Work to be completed: Copy each line of the records that holds the string "this".

[Collected data]
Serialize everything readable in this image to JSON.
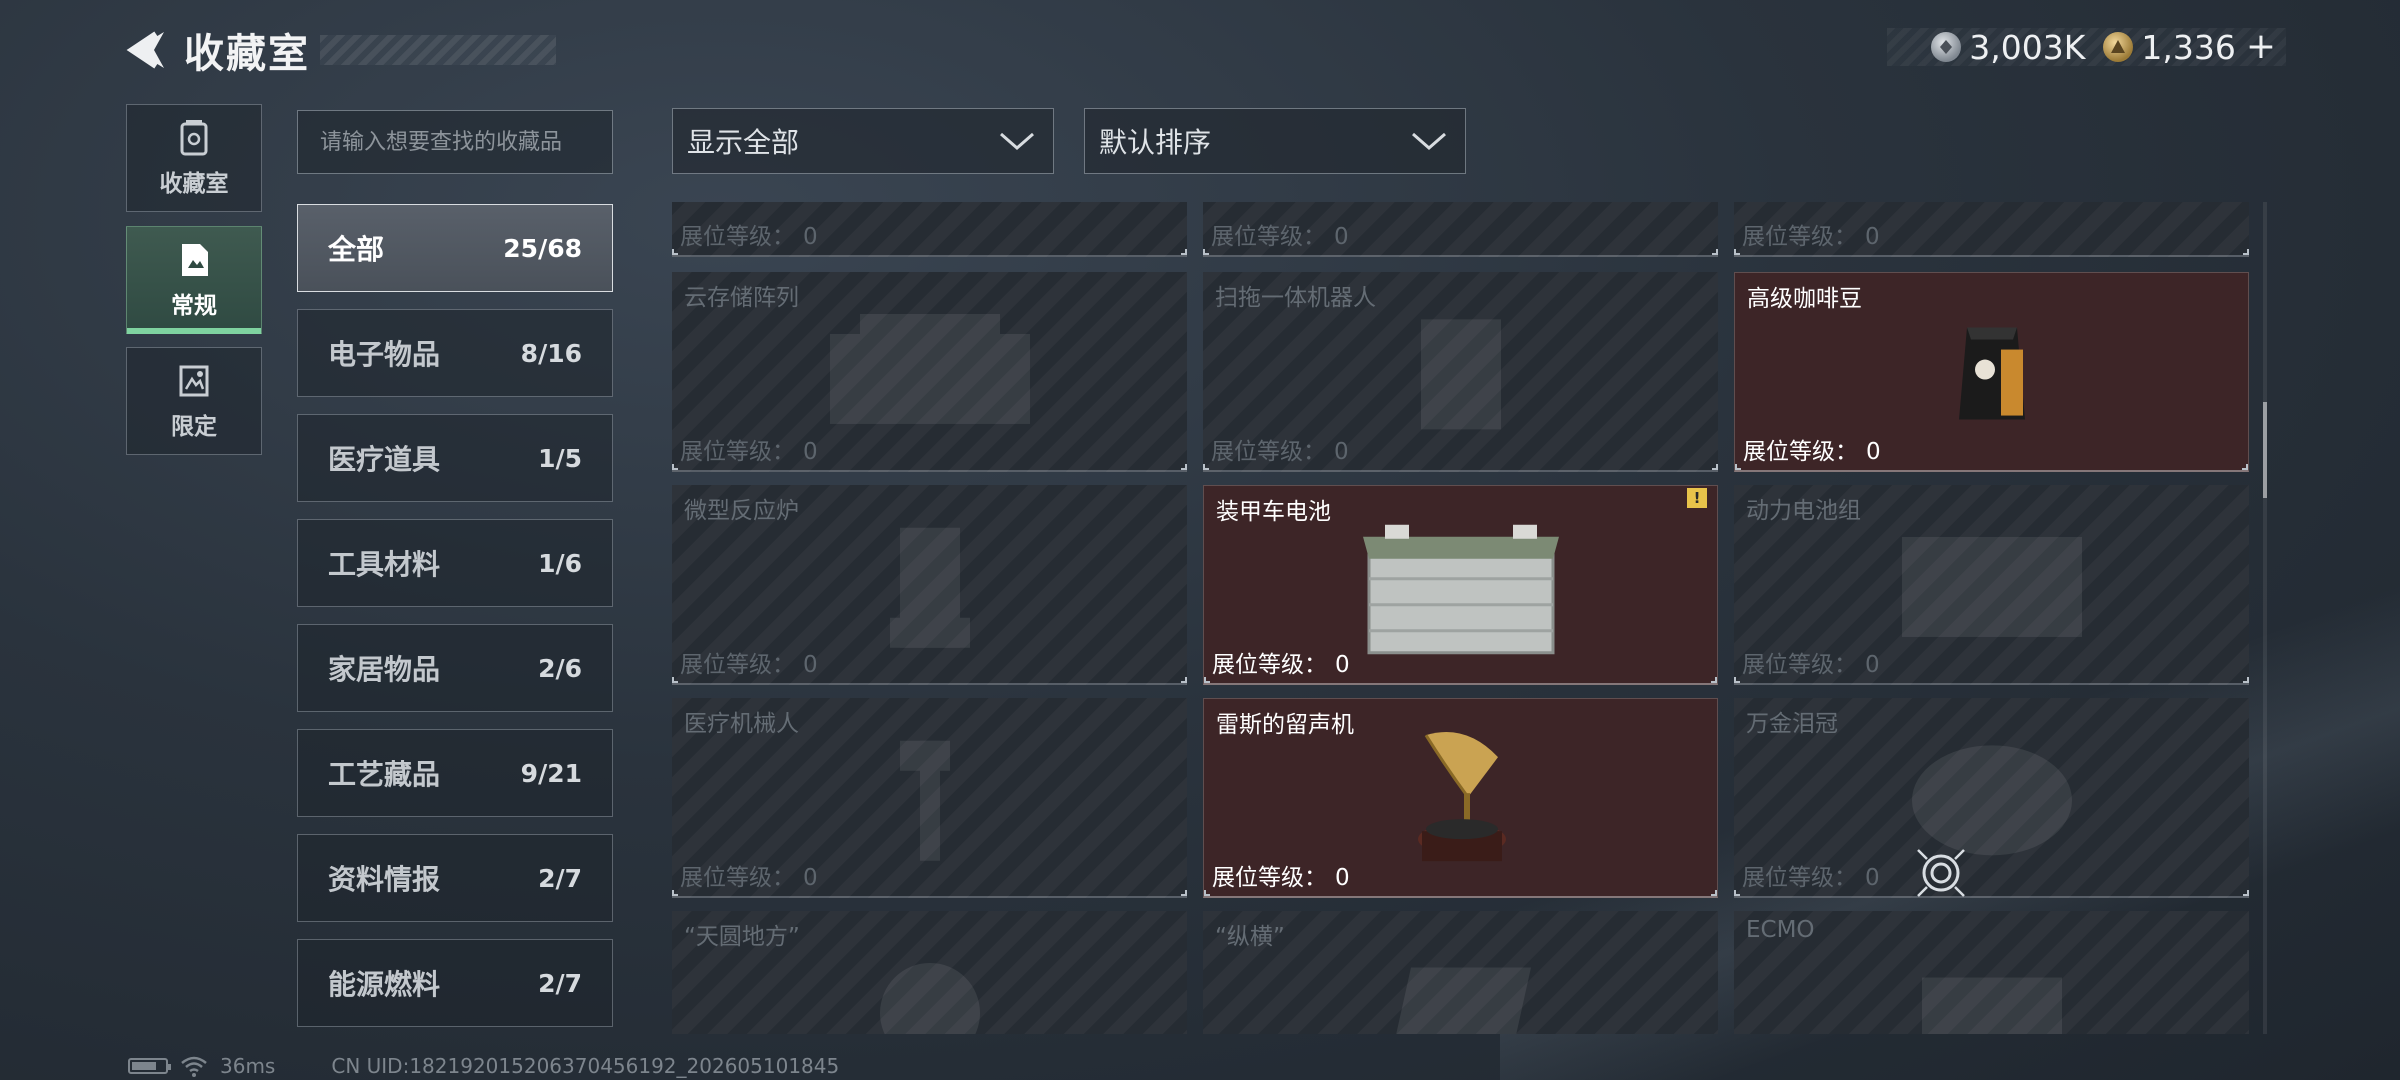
{
  "header": {
    "title": "收藏室",
    "back_icon": "back-arrow-icon"
  },
  "currency": {
    "silver": {
      "icon": "silver-coin-icon",
      "value": "3,003K"
    },
    "gold": {
      "icon": "gold-coin-icon",
      "value": "1,336"
    },
    "plus_label": "+"
  },
  "side_tabs": [
    {
      "label": "收藏室",
      "icon": "vault-icon",
      "active": false
    },
    {
      "label": "常规",
      "icon": "document-icon",
      "active": true
    },
    {
      "label": "限定",
      "icon": "limited-icon",
      "active": false
    }
  ],
  "search": {
    "placeholder": "请输入想要查找的收藏品",
    "value": ""
  },
  "categories": [
    {
      "label": "全部",
      "count": "25/68",
      "active": true
    },
    {
      "label": "电子物品",
      "count": "8/16",
      "active": false
    },
    {
      "label": "医疗道具",
      "count": "1/5",
      "active": false
    },
    {
      "label": "工具材料",
      "count": "1/6",
      "active": false
    },
    {
      "label": "家居物品",
      "count": "2/6",
      "active": false
    },
    {
      "label": "工艺藏品",
      "count": "9/21",
      "active": false
    },
    {
      "label": "资料情报",
      "count": "2/7",
      "active": false
    },
    {
      "label": "能源燃料",
      "count": "2/7",
      "active": false
    }
  ],
  "filters": {
    "display": "显示全部",
    "sort": "默认排序"
  },
  "level_label": "展位等级：",
  "cards": [
    {
      "name": "",
      "level": "0",
      "owned": false
    },
    {
      "name": "",
      "level": "0",
      "owned": false
    },
    {
      "name": "",
      "level": "0",
      "owned": false
    },
    {
      "name": "云存储阵列",
      "level": "0",
      "owned": false
    },
    {
      "name": "扫拖一体机器人",
      "level": "0",
      "owned": false
    },
    {
      "name": "高级咖啡豆",
      "level": "0",
      "owned": true
    },
    {
      "name": "微型反应炉",
      "level": "0",
      "owned": false
    },
    {
      "name": "装甲车电池",
      "level": "0",
      "owned": true,
      "warning": true
    },
    {
      "name": "动力电池组",
      "level": "0",
      "owned": false
    },
    {
      "name": "医疗机械人",
      "level": "0",
      "owned": false
    },
    {
      "name": "雷斯的留声机",
      "level": "0",
      "owned": true
    },
    {
      "name": "万金泪冠",
      "level": "0",
      "owned": false
    },
    {
      "name": "“天圆地方”",
      "level": "",
      "owned": false
    },
    {
      "name": "“纵横”",
      "level": "",
      "owned": false
    },
    {
      "name": "ECMO",
      "level": "",
      "owned": false
    }
  ],
  "warning_mark": "!",
  "footer": {
    "ping": "36ms",
    "uid": "CN UID:18219201520637045619​2_202605101845"
  }
}
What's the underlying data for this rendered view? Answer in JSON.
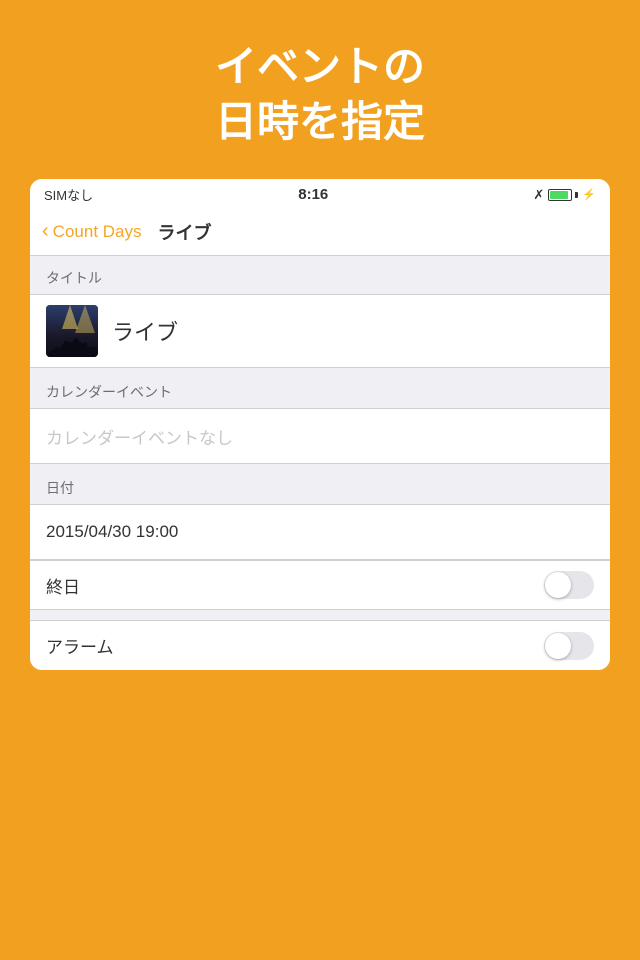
{
  "header": {
    "title_line1": "イベントの",
    "title_line2": "日時を指定"
  },
  "status_bar": {
    "carrier": "SIMなし",
    "time": "8:16",
    "bluetooth": "✦",
    "battery_level": "green",
    "charging": true
  },
  "nav": {
    "back_label": "Count Days",
    "page_title": "ライブ"
  },
  "sections": {
    "title_section": {
      "header": "タイトル",
      "event_name": "ライブ"
    },
    "calendar_section": {
      "header": "カレンダーイベント",
      "placeholder": "カレンダーイベントなし"
    },
    "date_section": {
      "header": "日付",
      "date_value": "2015/04/30 19:00"
    },
    "allday_section": {
      "label": "終日"
    },
    "alarm_section": {
      "label": "アラーム"
    }
  }
}
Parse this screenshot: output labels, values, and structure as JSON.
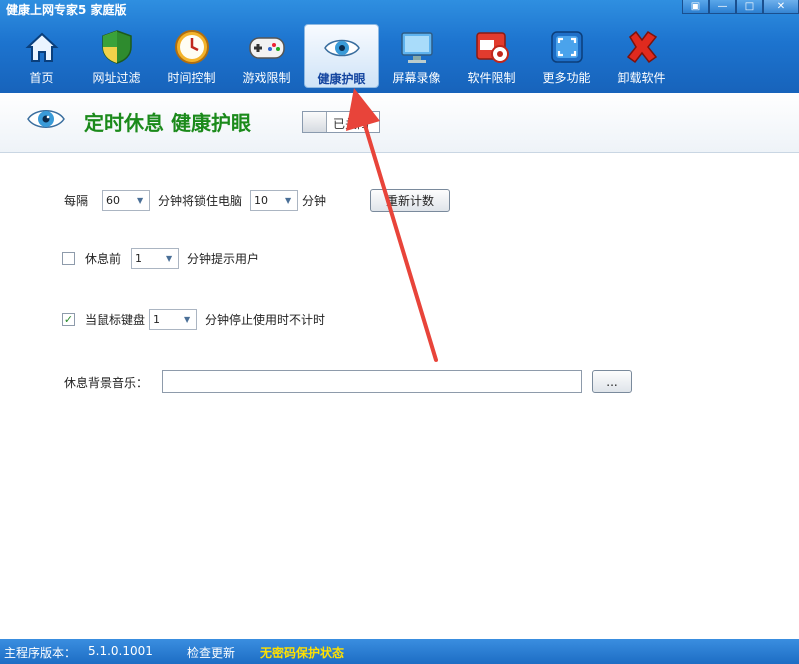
{
  "window": {
    "title": "健康上网专家5 家庭版",
    "controls": {
      "menu": "▣",
      "minimize": "—",
      "maximize": "□",
      "close": "✕"
    }
  },
  "nav": {
    "items": [
      {
        "label": "首页",
        "icon": "home-icon"
      },
      {
        "label": "网址过滤",
        "icon": "shield-icon"
      },
      {
        "label": "时间控制",
        "icon": "clock-icon"
      },
      {
        "label": "游戏限制",
        "icon": "gamepad-icon"
      },
      {
        "label": "健康护眼",
        "icon": "eye-icon",
        "active": true
      },
      {
        "label": "屏幕录像",
        "icon": "monitor-icon"
      },
      {
        "label": "软件限制",
        "icon": "software-icon"
      },
      {
        "label": "更多功能",
        "icon": "more-icon"
      },
      {
        "label": "卸载软件",
        "icon": "uninstall-icon"
      }
    ]
  },
  "header": {
    "title": "定时休息 健康护眼",
    "toggle_label": "已关闭"
  },
  "settings": {
    "every_label": "每隔",
    "interval_value": "60",
    "lock_label": "分钟将锁住电脑",
    "lock_duration_value": "10",
    "minutes_label": "分钟",
    "reset_button": "重新计数",
    "before_rest_label": "休息前",
    "before_rest_checked": false,
    "before_rest_value": "1",
    "remind_label": "分钟提示用户",
    "idle_label": "当鼠标键盘",
    "idle_checked": true,
    "idle_value": "1",
    "idle_suffix": "分钟停止使用时不计时",
    "music_label": "休息背景音乐：",
    "music_value": "",
    "browse_button": "..."
  },
  "status": {
    "version_label": "主程序版本：",
    "version_value": "5.1.0.1001",
    "check_update": "检查更新",
    "protection_state": "无密码保护状态"
  },
  "colors": {
    "topbar": "#1d74cf",
    "header_title": "#1b8a1b",
    "arrow": "#e8443a",
    "status_highlight": "#ffe000"
  }
}
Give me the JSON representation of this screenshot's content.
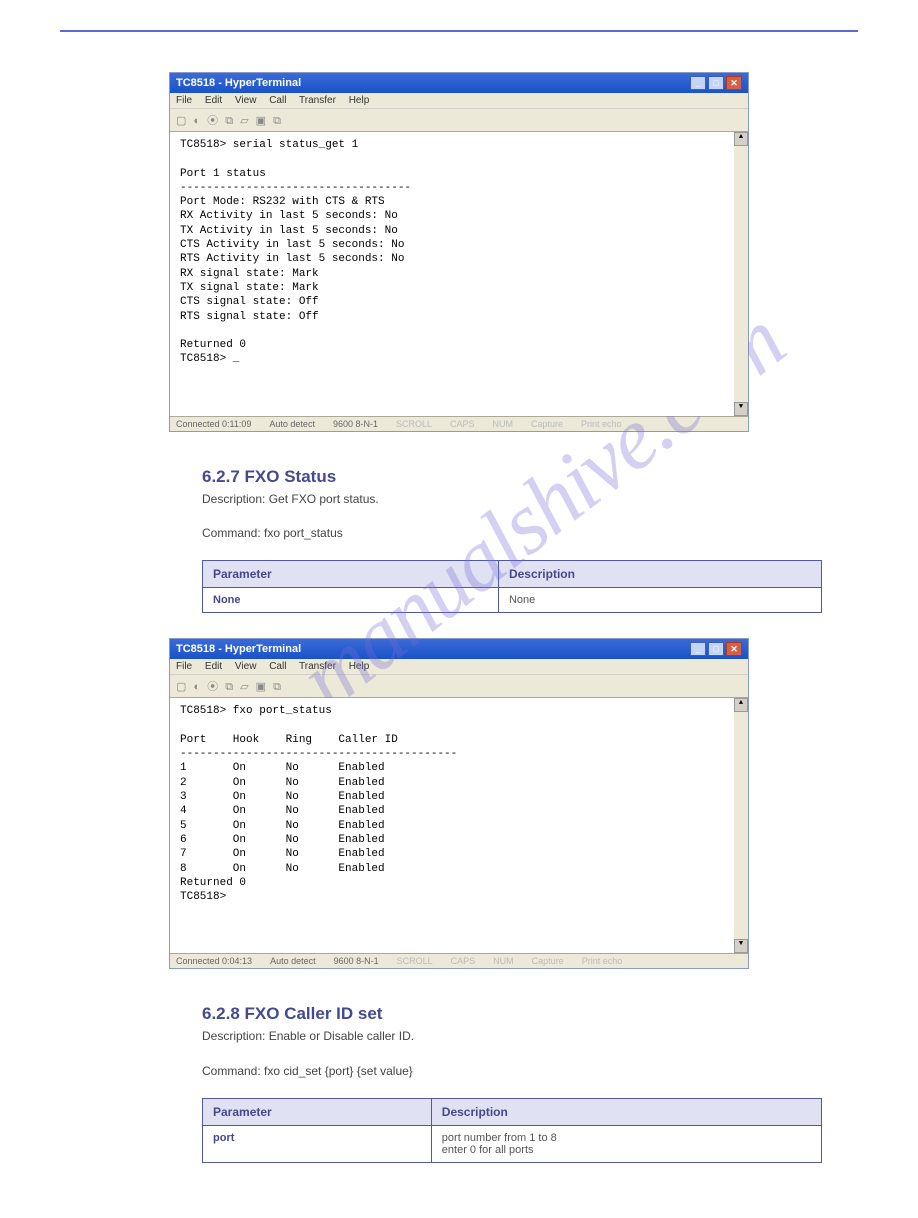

Finished task:
Serialize everything readable in this image to JSON.
What's the underlying data for this rendered view? Answer in JSON.
Parse this screenshot: output labels, values, and structure as JSON.
Give me the JSON representation of this screenshot's content.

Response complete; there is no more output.